window.dataLayer = window.dataLayer || []; function gtag(){dataLayer.push(arguments);} gtag('js', new Date()); gtag('config', 'UA-115625534-1');
Patrick J Tighe, Matthew Bzdega, Roger B Fillingim, Parisa Rashidi, Haldun Aytug
Pain, 157(3), 717.
Publication year: 2016

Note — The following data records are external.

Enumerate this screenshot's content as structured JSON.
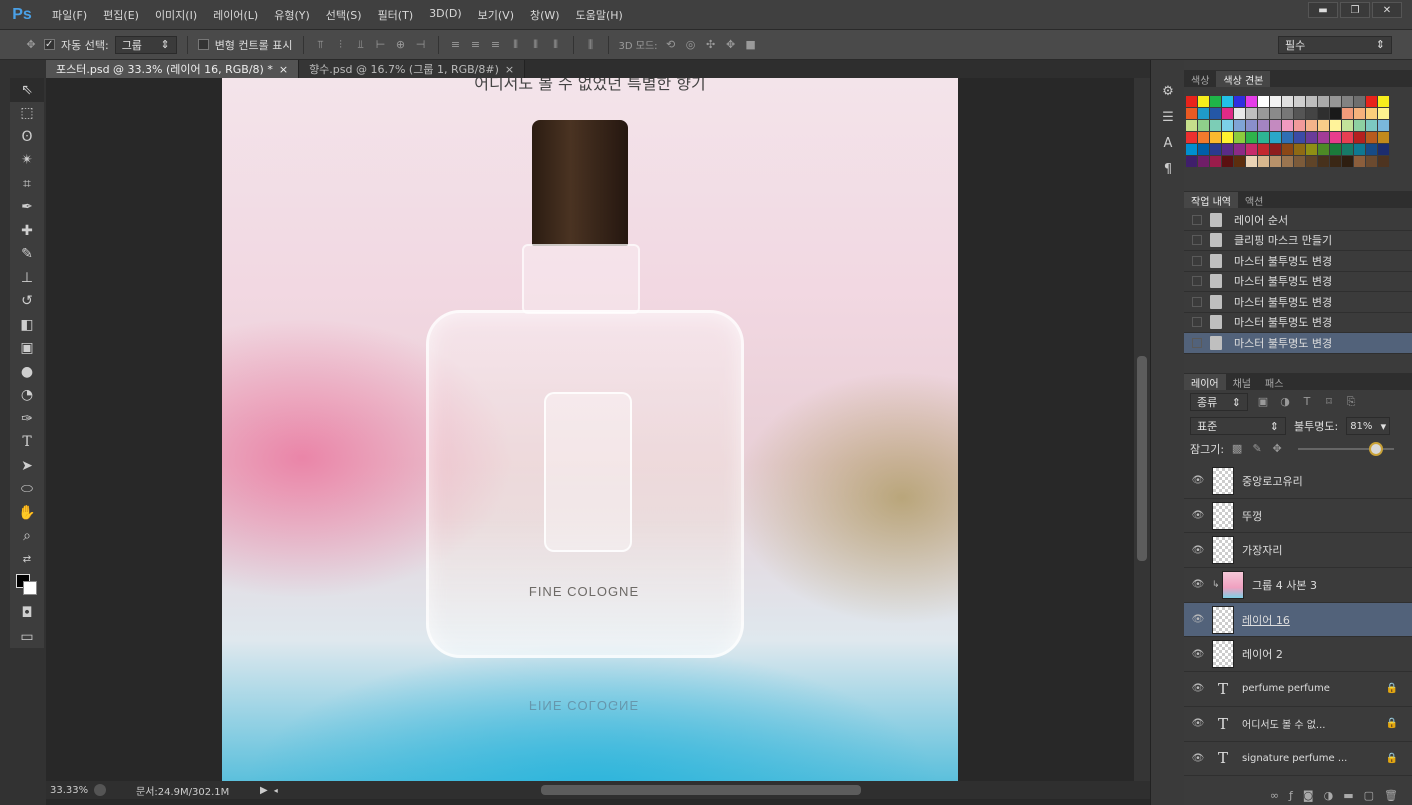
{
  "app": {
    "logo": "Ps",
    "menu": [
      "파일(F)",
      "편집(E)",
      "이미지(I)",
      "레이어(L)",
      "유형(Y)",
      "선택(S)",
      "필터(T)",
      "3D(D)",
      "보기(V)",
      "창(W)",
      "도움말(H)"
    ],
    "window_controls": [
      "▬",
      "❐",
      "✕"
    ]
  },
  "options": {
    "auto_select_label": "자동 선택:",
    "auto_select_value": "그룹",
    "transform_controls_label": "변형 컨트롤 표시",
    "mode_3d_label": "3D 모드:",
    "workspace": "필수"
  },
  "tabs": [
    {
      "label": "포스터.psd @ 33.3% (레이어 16, RGB/8) *",
      "close": "×"
    },
    {
      "label": "향수.psd @ 16.7% (그룹 1, RGB/8#)",
      "close": "×"
    }
  ],
  "canvas": {
    "headline": "어디서도 볼 수 없었던 특별한 향기",
    "bottle_label": "FINE COLOGNE",
    "reflection_label": "FINE COLOGNE"
  },
  "status": {
    "zoom": "33.33%",
    "doc": "문서:24.9M/302.1M"
  },
  "swatches_panel": {
    "tabs": [
      "색상",
      "색상 견본"
    ],
    "colors": [
      "#e8231b",
      "#f7ee1c",
      "#1fb548",
      "#22c1e8",
      "#2f2fe0",
      "#e43de8",
      "#ffffff",
      "#f2f2f2",
      "#e0e0e0",
      "#cfcfcf",
      "#bdbdbd",
      "#aaaaaa",
      "#969696",
      "#828282",
      "#6e6e6e",
      "#e8231b",
      "#f7ee1c",
      "#ea5a23",
      "#1f9ac9",
      "#2457a6",
      "#e02a86",
      "#e8e8e8",
      "#bfbfbf",
      "#999999",
      "#8a8a8a",
      "#777777",
      "#555555",
      "#444444",
      "#2f2f2f",
      "#1a1a1a",
      "#f39b7a",
      "#f6b27c",
      "#fbcf7b",
      "#fff48f",
      "#c6df8b",
      "#8fd08a",
      "#7ccdb6",
      "#7cd0e8",
      "#7fa4d6",
      "#8a8fcb",
      "#a384c1",
      "#c48ac0",
      "#f19ac0",
      "#f29a9a",
      "#f4b38a",
      "#f9cd89",
      "#fff39a",
      "#c3e39a",
      "#8dd1a2",
      "#7cc9c2",
      "#7ab8dc",
      "#ec2f2f",
      "#f27a2d",
      "#fbb92e",
      "#fff22e",
      "#8ccc3d",
      "#2eb34b",
      "#2db594",
      "#2aa7c9",
      "#2f6fb5",
      "#3b4ba6",
      "#6a3c9a",
      "#a23c97",
      "#e83c8c",
      "#e93e52",
      "#b4201f",
      "#b85b1e",
      "#c28a1c",
      "#008fd0",
      "#005fa8",
      "#2a3a8f",
      "#5a2b87",
      "#8c2a86",
      "#c72b6a",
      "#c3282e",
      "#8d1d1d",
      "#8c4716",
      "#8f6a14",
      "#8f8f14",
      "#4d8a25",
      "#1b7a3a",
      "#177a67",
      "#0f7891",
      "#174b86",
      "#1d2d6e",
      "#3f1f6b",
      "#701e68",
      "#9a1c4b",
      "#5a1010",
      "#5c2e0e",
      "#ead3b5",
      "#d7b78e",
      "#b8926a",
      "#9a7550",
      "#7c5b3a",
      "#5f4428",
      "#47311c",
      "#3a2715",
      "#2e1e10",
      "#8b5e3c",
      "#6b4a2f",
      "#4e3420"
    ]
  },
  "history_panel": {
    "tabs": [
      "작업 내역",
      "액션"
    ],
    "items": [
      "레이어 순서",
      "클리핑 마스크 만들기",
      "마스터 불투명도 변경",
      "마스터 불투명도 변경",
      "마스터 불투명도 변경",
      "마스터 불투명도 변경",
      "마스터 불투명도 변경"
    ],
    "selected_index": 6
  },
  "layers_panel": {
    "tabs": [
      "레이어",
      "채널",
      "패스"
    ],
    "filter": "종류",
    "blend_mode": "표준",
    "opacity_label": "불투명도:",
    "opacity_value": "81%",
    "opacity_fraction": 0.81,
    "lock_label": "잠그기:",
    "layers": [
      {
        "name": "중앙로고유리",
        "kind": "pixel",
        "selected": false,
        "locked": false
      },
      {
        "name": "뚜껑",
        "kind": "pixel",
        "selected": false,
        "locked": false
      },
      {
        "name": "가장자리",
        "kind": "pixel",
        "selected": false,
        "locked": false
      },
      {
        "name": "그룹 4 사본 3",
        "kind": "photo",
        "selected": false,
        "locked": false
      },
      {
        "name": "레이어 16",
        "kind": "pixel",
        "selected": true,
        "locked": false
      },
      {
        "name": "레이어 2",
        "kind": "pixel",
        "selected": false,
        "locked": false
      },
      {
        "name": "perfume perfume",
        "kind": "type",
        "selected": false,
        "locked": true
      },
      {
        "name": "어디서도 볼 수 없...",
        "kind": "type",
        "selected": false,
        "locked": true
      },
      {
        "name": "signature perfume ...",
        "kind": "type",
        "selected": false,
        "locked": true
      }
    ]
  }
}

Prior investigations on acute postoperative pain dynamicity have focused on daily pain assessments, and so were unable to examine intra-day variations in acute pain intensity. We analyzed 476,108 postoperative acute pain intensity ratings clinically documented on postoperative days 1 to 7 from 8,346 surgical patients using Markov Chain modeling to describe how patients are likely to transition from one pain state to another in a probabilistic fashion. The Markov Chain was found to be irreducible and positive recurrent, with no absorbing states. Transition probabilities ranged from 0.0031 for the transition from state 10 to state 1, to 0.69 for the transition from state zero to state zero. The greatest density of transitions was noted in the diagonal region of the transition matrix, suggesting that patients were generally most likely to transition to the same pain state as their current state. There were also slightly increased probability densities in transitioning to a state of asleep or zero from the current state. Examination of the number of steps required to traverse from a particular first pain score to a target state suggested that overall, fewer steps were required to reach a state of zero (range 6.1–8.8 steps) or asleep (range 9.1–11) than were required to reach a mild pain intensity state. Our results suggest that Markov Chains are a feasible method for describing probabilistic postoperative pain trajectories, pointing toward the possibility of using Markov decision processes to model sequential interactions between pain intensity ratings and postoperative analgesic interventions.

Leave a Reply